New Lonely Planet books or updates of old ones are issued at a rate of four per month. Soon, says Tony, Lonely Planet will have a guidebook covering each nation on earth; they are working on books about Bhutan and Afghanistan. For some travelers this is a disturbing notion. Out-of-the-way places, critics say, are no longer out of the way. Travelers have spoiled hundreds of quiet places, disrupted local cultures and created greed and infighting in previously tranquil towns. Some hotel owners say that 70% of their clients are Lonely Planet readers. An unflattering sentence in the guidebook is enough to drive a restaurant out of business.
The Wheelers have grappled with these issues. "I still think that the more people who travel, the better," says Maureen. "Meeting other people, becoming aware of other cultures—that's what travel is about. I like to think that our books give people confidence to go a bit further, to try something new. The more people who set off, the more who discover that the world is a really friendly place. But huge numbers of people traveling to a country will have an impact. We have to make people aware of their impact and help them make that as positive an impact as possible."
"The danger of guidebooks," adds Tony, "is that some people use them too literally. They think the only places they can go are the ones mentioned in the book. That's not true. We're not selling blueprints—just guides.
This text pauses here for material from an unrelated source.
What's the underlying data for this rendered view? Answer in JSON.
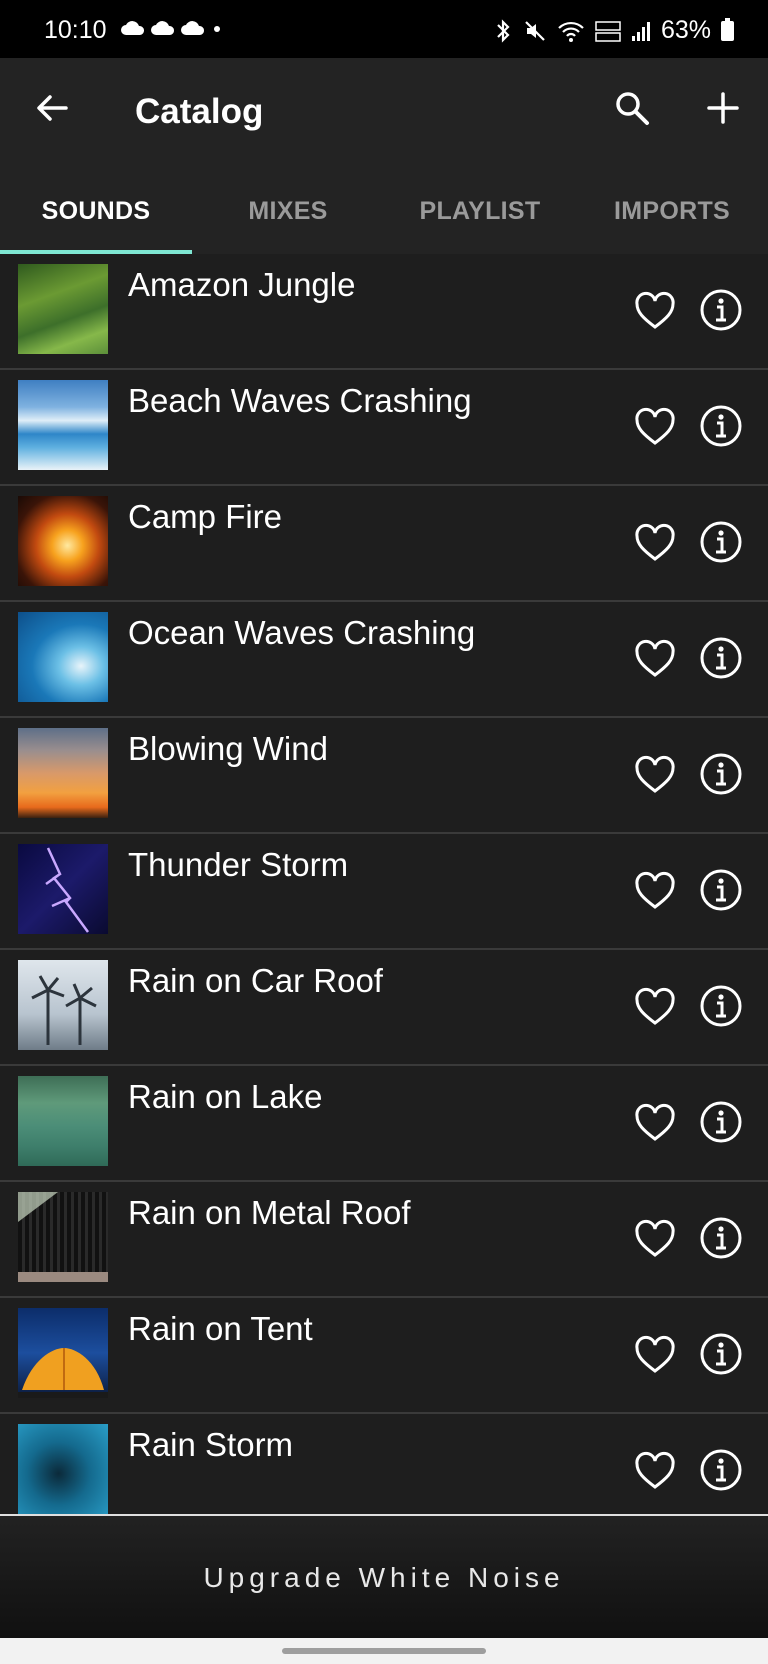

Travel is all about discovery. If you follow only us, you'll miss the serendipity of finding things on your own."